Intel Devil’s Canyon review

£263
Price when reviewed

Intel’s brisk production schedule should see the new 14nm Broadwell architecture arrive by Christmas, but that doesn’t mean Haswell is out of tricks. To tide us over until the next generation of processors arrives, Intel has released a new spin on the Haswell design, codenamed Devil’s Canyon, that manages to squeeze a decent performance boost out of the hardware.

Intel Devil’s Canyon review: what’s new?

It’s a feat that’s been achieved not through complex re-engineering, but by simply switching to a new thermal interface material – that is, the stuff inside the chip that conducts heat away from the transistors and up to the heatsink.

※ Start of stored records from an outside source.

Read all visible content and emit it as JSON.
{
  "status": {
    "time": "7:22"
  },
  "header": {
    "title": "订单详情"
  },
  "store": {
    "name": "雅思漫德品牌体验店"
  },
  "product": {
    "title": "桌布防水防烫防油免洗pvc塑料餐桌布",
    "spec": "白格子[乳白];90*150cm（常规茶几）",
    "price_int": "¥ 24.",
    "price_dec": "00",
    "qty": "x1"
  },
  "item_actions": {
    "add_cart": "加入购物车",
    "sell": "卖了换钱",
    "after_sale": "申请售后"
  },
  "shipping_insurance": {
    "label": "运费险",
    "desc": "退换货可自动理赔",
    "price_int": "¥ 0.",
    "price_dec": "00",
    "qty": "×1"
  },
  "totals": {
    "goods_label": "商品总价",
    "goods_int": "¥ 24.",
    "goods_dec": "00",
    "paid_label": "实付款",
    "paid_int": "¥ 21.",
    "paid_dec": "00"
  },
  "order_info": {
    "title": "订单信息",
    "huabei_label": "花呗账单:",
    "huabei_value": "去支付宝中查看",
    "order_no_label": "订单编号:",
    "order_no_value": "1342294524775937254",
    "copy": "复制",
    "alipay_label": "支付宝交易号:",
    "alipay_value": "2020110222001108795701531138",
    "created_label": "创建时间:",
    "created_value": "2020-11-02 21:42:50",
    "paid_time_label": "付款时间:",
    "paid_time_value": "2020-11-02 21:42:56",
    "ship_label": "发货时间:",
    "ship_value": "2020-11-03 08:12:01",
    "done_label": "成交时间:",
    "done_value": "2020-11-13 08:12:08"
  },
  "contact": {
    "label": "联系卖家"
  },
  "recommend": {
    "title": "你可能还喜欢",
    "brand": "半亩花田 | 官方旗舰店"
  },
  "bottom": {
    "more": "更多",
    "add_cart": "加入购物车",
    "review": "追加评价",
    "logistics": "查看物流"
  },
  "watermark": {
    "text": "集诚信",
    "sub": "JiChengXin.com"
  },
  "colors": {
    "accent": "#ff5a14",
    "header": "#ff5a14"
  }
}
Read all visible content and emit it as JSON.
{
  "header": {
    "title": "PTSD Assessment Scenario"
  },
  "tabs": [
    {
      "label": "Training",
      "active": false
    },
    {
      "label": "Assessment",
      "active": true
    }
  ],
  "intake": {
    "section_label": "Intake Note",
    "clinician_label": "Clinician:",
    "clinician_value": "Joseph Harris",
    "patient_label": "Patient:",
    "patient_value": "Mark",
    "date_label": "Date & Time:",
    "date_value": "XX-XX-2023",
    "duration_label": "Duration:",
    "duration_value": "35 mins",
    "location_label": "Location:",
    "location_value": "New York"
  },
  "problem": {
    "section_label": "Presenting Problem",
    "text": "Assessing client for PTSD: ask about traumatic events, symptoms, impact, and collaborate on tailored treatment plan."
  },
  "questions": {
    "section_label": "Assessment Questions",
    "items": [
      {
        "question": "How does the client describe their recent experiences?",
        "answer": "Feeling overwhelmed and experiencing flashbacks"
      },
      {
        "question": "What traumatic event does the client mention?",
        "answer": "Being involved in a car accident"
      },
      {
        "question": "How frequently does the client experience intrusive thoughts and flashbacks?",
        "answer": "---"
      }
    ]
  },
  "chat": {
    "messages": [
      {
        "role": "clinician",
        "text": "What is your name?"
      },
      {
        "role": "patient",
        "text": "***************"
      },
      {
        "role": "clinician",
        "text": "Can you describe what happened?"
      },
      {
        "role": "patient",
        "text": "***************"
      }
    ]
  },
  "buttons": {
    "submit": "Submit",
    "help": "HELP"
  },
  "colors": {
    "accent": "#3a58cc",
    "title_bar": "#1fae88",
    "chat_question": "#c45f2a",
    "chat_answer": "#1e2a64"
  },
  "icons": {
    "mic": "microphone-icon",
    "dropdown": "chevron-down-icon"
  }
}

Thanks to the use of “next-generation” thermal material, the new chips enjoy much better heat dissipation than the original Haswell models, so they can run faster without overheating.

Intel Devil's Canyon: Intel Core i7-4790K

What this means in practice depends on whether you go for a Core i5 or i7 processor. For the high-end Core i5-4690K, Intel has rather modestly set the base clock at 3.5GHz, only 100MHz higher than that of its predecessor, the Core i5-4670K.

With the Core i7-4790K, however, Intel has pulled out all the stops. Previously, the fastest Intel CPU on the market was the Core i7-4770K, which has a base speed of 3.5GHz; the i7-4790K takes the same design, but cranks it up to 4GHz. When it comes to single-core operations, Turbo boost technology accelerates things further – to an eyebrow-raising 4.4GHz.

Intel Devil’s Canyon review: Core i7-4790K performance

It’s no surprise, then, that the new chip tears through benchmarks. Tested under Windows 8, with 8GB of RAM and a Samsung 840 EVO SSD, the Core i7-4790K achieved a magnificent overall score of 1.27 – a huge 13% improvement on the Core i7-4770K, representing the highest score we’ve seen from any desktop chip. Predictably, the single-threaded Media section of the test was a particular strong suit: here the Core i7-4790K scored 1.35.

And, incredibly, the i7-4790K had yet more to give, since, like all K-class processors, Devil’s Canyon chips come with unlocked Turbo multipliers. We configured our Core i7-4790K to clock itself up to 4.7GHz for single- and double-threaded tasks, and 4.6GHz for more demanding scenarios. At these speeds, it achieved an overall score of 1.31 with a standard, low-profile Intel fan.

Intel Devil's Canyon: Intel Core i7-4790K review

Such performance comes at a price, of course. It’s hard to complain too much, since Intel is actually selling the i7-4790K at exactly the same price as the older i7-4770K. All the same, £263 is a lot of money to spend on a CPU, and unless you do a lot of heavy-duty, multi-threaded computing, you might struggle to detect much difference between this and a much cheaper Core i3 or i5 model.

It’s also worth noting that running at these sorts of speeds takes a lot of power. Flip over a Devil’s Canyon chip and you’ll see an extra crop of capacitors that regular Haswell processors lack. To keep these fed, the new chips have a thermal design power of 88W – slightly higher than the 84W of their predecessors. This means that a regular Series 8 motherboard may need a BIOS update to accommodate a Devil’s Canyon chip.

Intel Devil’s Canyon review: verdict

But so what? Devil’s Canyon isn’t aimed at the low-cost, low-power market. It’s for enthusiasts and can’t-get-enough workstation jockeys, and for them it delivers better performance than Intel’s previous flagship at a reasonable price. If you’re looking for exceptional desktop performance, there’s only one reason we can think of to hold off on buying a Devil’s Canyon system: with Intel wringing such phenomenal performance from its 22nm architecture, who knows what might be possible with its forthcoming 14nm parts?

Specifications

Cores (number of) 4
Frequency 4.00GHz
L2 cache size (total) 8.0MB
Thermal design power 88W
Clock-unlocked? yes

Leave a Reply

Your email address will not be published. Required fields are marked *


Disclaimer: Some pages on this site may include an affiliate link. This does not effect our editorial in any way.

Todays Highlights
How to See Google Search History
how to download photos from google photos